This will output the changes directly to STDOUT, so that you can view them right in your SSH session. If everything looks good and you would like to save the converted script to a new file, simply redirect the output to a file name of your choice (we recommend using a NEW file name, not the existing file name):
p2s submit-script.pbs > submit-script.slurm
There are many other conversion scripts available online to download and use, and you are welcome to download and try them out in our environment. or you can manually convert your scripts given the directives and environmnet variables listed above. Once converted, you may have to make some small tweaks or edits in order to get it fully ready for submitting to Slurm.
We also have a collection of example Slurm submit scripts that you can copy and use as a template: /apps/slurm/examples
Environment Modules: Check your "module load" lines
While you're converting your scripts from PBS to Slurm, you may also need to check your "module load" commands.
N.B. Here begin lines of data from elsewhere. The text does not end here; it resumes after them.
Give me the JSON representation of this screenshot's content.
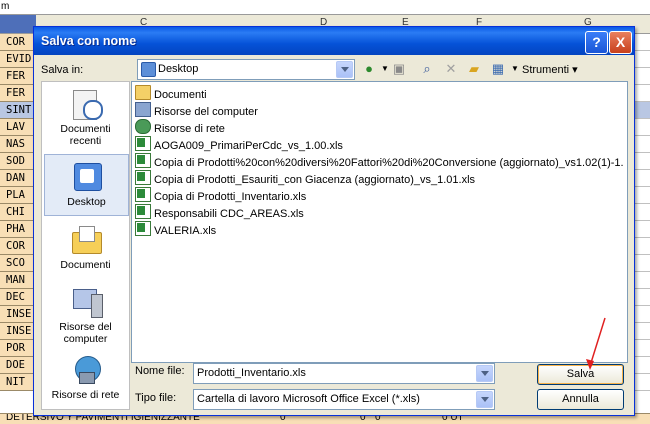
{
  "sheet": {
    "corner_text": "m",
    "column_letters": [
      "C",
      "D",
      "E",
      "F",
      "G"
    ],
    "rows": [
      "COR",
      "EVID",
      "FER",
      "FER",
      "SINT",
      "LAV",
      "NAS",
      "SOD",
      "DAN",
      "PLA",
      "CHI",
      "PHA",
      "COR",
      "SCO",
      "MAN",
      "DEC",
      "INSE",
      "INSE",
      "POR",
      "DOE",
      "NIT"
    ],
    "bottom_text": "DETERSIVO Y PAVIMENTI IGIENIZZANTE",
    "bottom_values": [
      "0",
      "0",
      "0",
      "0 UT"
    ]
  },
  "dialog": {
    "title": "Salva con nome",
    "help_label": "?",
    "close_label": "X",
    "save_in_label": "Salva in:",
    "save_in_value": "Desktop",
    "tools_label": "Strumenti",
    "places": [
      {
        "label": "Documenti recenti",
        "icon": "recent-documents-icon"
      },
      {
        "label": "Desktop",
        "icon": "desktop-icon"
      },
      {
        "label": "Documenti",
        "icon": "documents-folder-icon"
      },
      {
        "label": "Risorse del computer",
        "icon": "my-computer-icon"
      },
      {
        "label": "Risorse di rete",
        "icon": "network-icon"
      }
    ],
    "files": [
      {
        "name": "Documenti",
        "type": "folder"
      },
      {
        "name": "Risorse del computer",
        "type": "comp"
      },
      {
        "name": "Risorse di rete",
        "type": "net"
      },
      {
        "name": "AOGA009_PrimariPerCdc_vs_1.00.xls",
        "type": "xls"
      },
      {
        "name": "Copia di Prodotti%20con%20diversi%20Fattori%20di%20Conversione (aggiornato)_vs1.02(1)-1.",
        "type": "xls"
      },
      {
        "name": "Copia di Prodotti_Esauriti_con Giacenza (aggiornato)_vs_1.01.xls",
        "type": "xls"
      },
      {
        "name": "Copia di Prodotti_Inventario.xls",
        "type": "xls"
      },
      {
        "name": "Responsabili CDC_AREAS.xls",
        "type": "xls"
      },
      {
        "name": "VALERIA.xls",
        "type": "xls"
      }
    ],
    "filename_label": "Nome file:",
    "filename_value": "Prodotti_Inventario.xls",
    "filetype_label": "Tipo file:",
    "filetype_value": "Cartella di lavoro Microsoft Office Excel (*.xls)",
    "save_label": "Salva",
    "cancel_label": "Annulla"
  }
}
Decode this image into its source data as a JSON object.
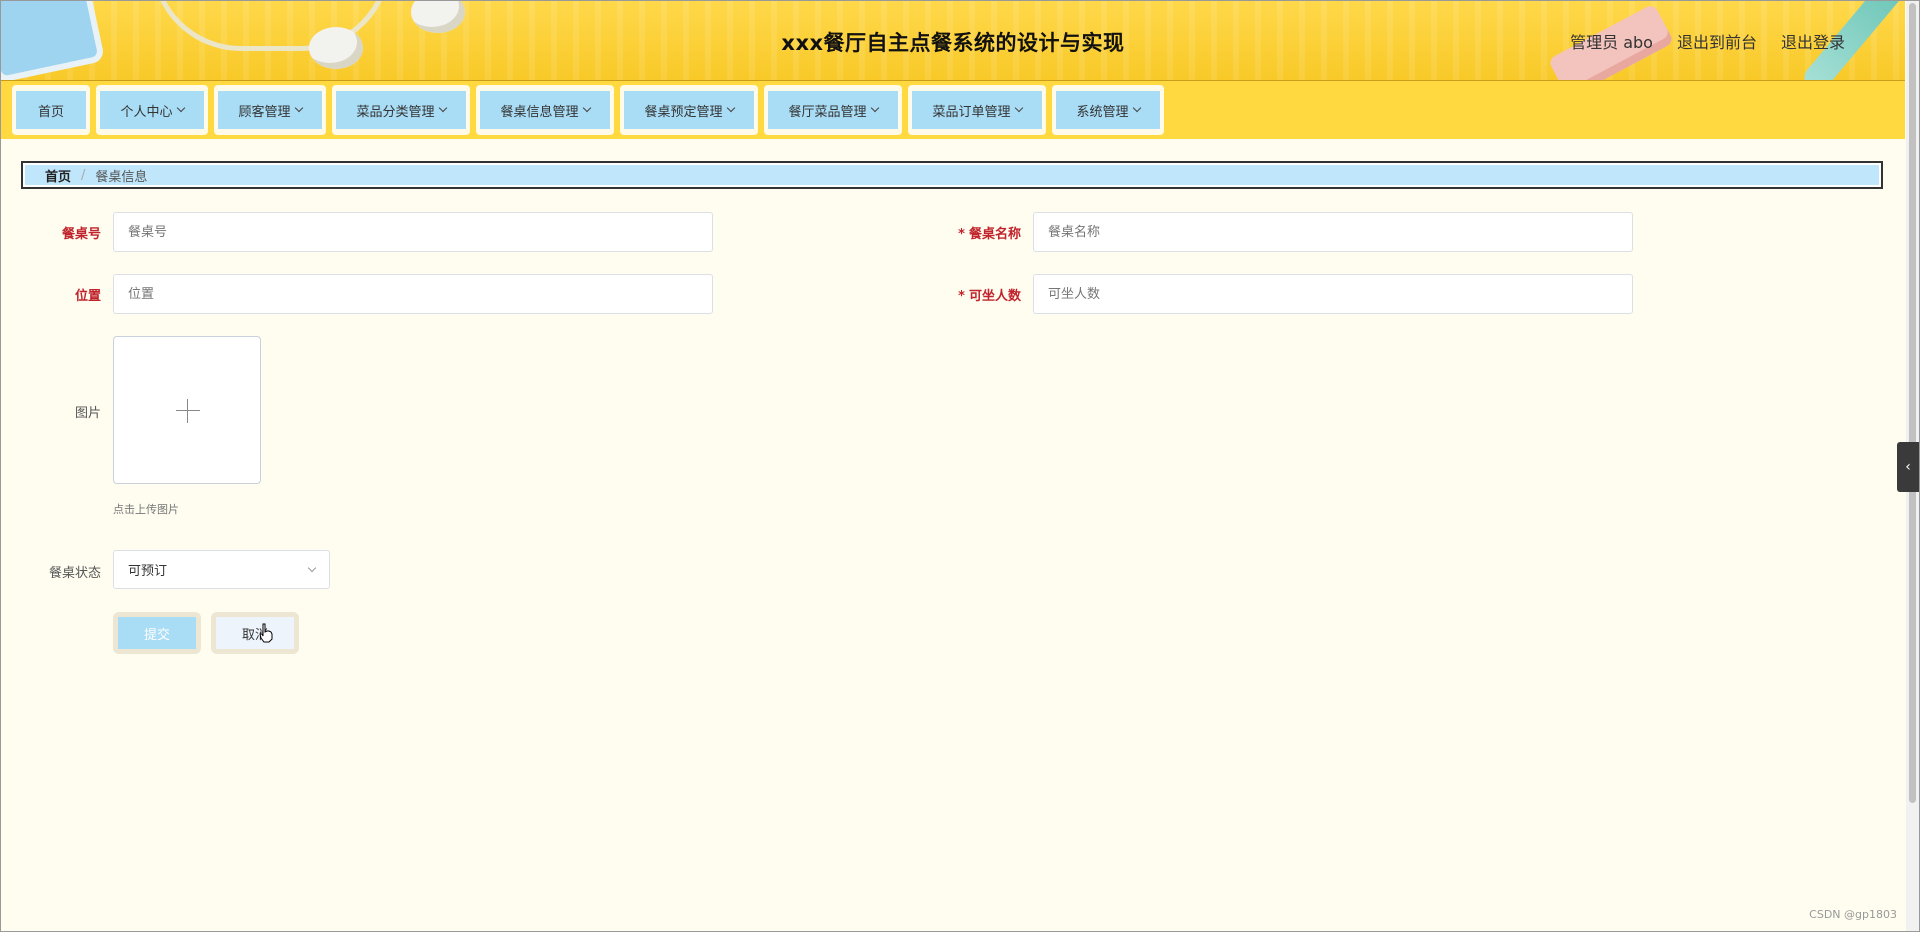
{
  "header": {
    "title": "xxx餐厅自主点餐系统的设计与实现",
    "admin_label": "管理员 abo",
    "front_link": "退出到前台",
    "logout_link": "退出登录"
  },
  "nav": {
    "items": [
      {
        "label": "首页",
        "dropdown": false
      },
      {
        "label": "个人中心",
        "dropdown": true
      },
      {
        "label": "顾客管理",
        "dropdown": true
      },
      {
        "label": "菜品分类管理",
        "dropdown": true
      },
      {
        "label": "餐桌信息管理",
        "dropdown": true
      },
      {
        "label": "餐桌预定管理",
        "dropdown": true
      },
      {
        "label": "餐厅菜品管理",
        "dropdown": true
      },
      {
        "label": "菜品订单管理",
        "dropdown": true
      },
      {
        "label": "系统管理",
        "dropdown": true
      }
    ]
  },
  "breadcrumb": {
    "home": "首页",
    "separator": "/",
    "current": "餐桌信息"
  },
  "form": {
    "table_no": {
      "label": "餐桌号",
      "placeholder": "餐桌号",
      "value": ""
    },
    "table_name": {
      "required_mark": "*",
      "label": "餐桌名称",
      "placeholder": "餐桌名称",
      "value": ""
    },
    "location": {
      "label": "位置",
      "placeholder": "位置",
      "value": ""
    },
    "seats": {
      "required_mark": "*",
      "label": "可坐人数",
      "placeholder": "可坐人数",
      "value": ""
    },
    "image": {
      "label": "图片",
      "hint": "点击上传图片"
    },
    "status": {
      "label": "餐桌状态",
      "value": "可预订"
    },
    "submit_label": "提交",
    "cancel_label": "取消"
  },
  "watermark": "CSDN @gp1803",
  "colors": {
    "header_yellow": "#ffd84a",
    "nav_button_blue": "#a9dcf5",
    "required_red": "#c0232b",
    "page_bg": "#fffdf0"
  },
  "icons": {
    "upload": "plus-icon",
    "dropdown": "chevron-down-icon",
    "side_tab": "chevron-left-icon"
  }
}
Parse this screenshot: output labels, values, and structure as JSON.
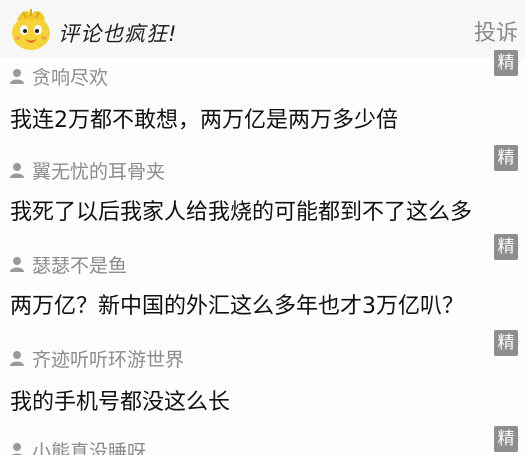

Many of the scientific applications have been upgraded from prevoius semesters, so the versions available of any given app may no longer be available this semester. Please verify your application(s) *and* version(s) exist in on the cluster prior to job submission. Tensorflow is a great example. If you have a tensorflow v1.14 submit script from last semester, it will not work this semester because we have retired that version and only have v2.2.0 and v2.4.1:
# Spring 2021 $ module avail tensorflow ------------------------ /apps/usr/slurm/modules/apps ------------------------------ tensorflow/1.14-anaconda3-cuda10.0 tensorflow/2.2-anaconda3-cuda10.2 tensorflow/2.0-anaconda3-cuda10.0(default)
# Fall 2021 $ module avail tensorflow -------------------------- /apps/usr/modules/apps ---------------------------------- tensorflow/2.2.0-cuda10.2 tensorflow/2.4.1-cuda11.2(default)
So if you submit a tensorflow job that has the command "module load tensorflow/1.14-anaconda3-cuda10.0" you will get the following error in your output script:
ERROR: Unable to locate a modulefile for 'tensorflow/1.14-anaconda3-cuda10.0'
In order to submit the job and have it successfully processed, you must update the "module load" line to use one of the current tensorflow versions, for example:
module load tensorflow/2.4.1-cuda11.2
And the best way to verify that modules will load prior to job submission is, for each "module load ..." command in your submit script, execute it interactively, at the command line on the submit host. If you get an error running the "module load" line interactively, you will get an error using that same "module load" line in a compute job.
For more information on Environment Modules, please check out our FAQ.
For more information about the Slurm Workload Manager, please check out the Slurm Documentation on SchedMD's Website.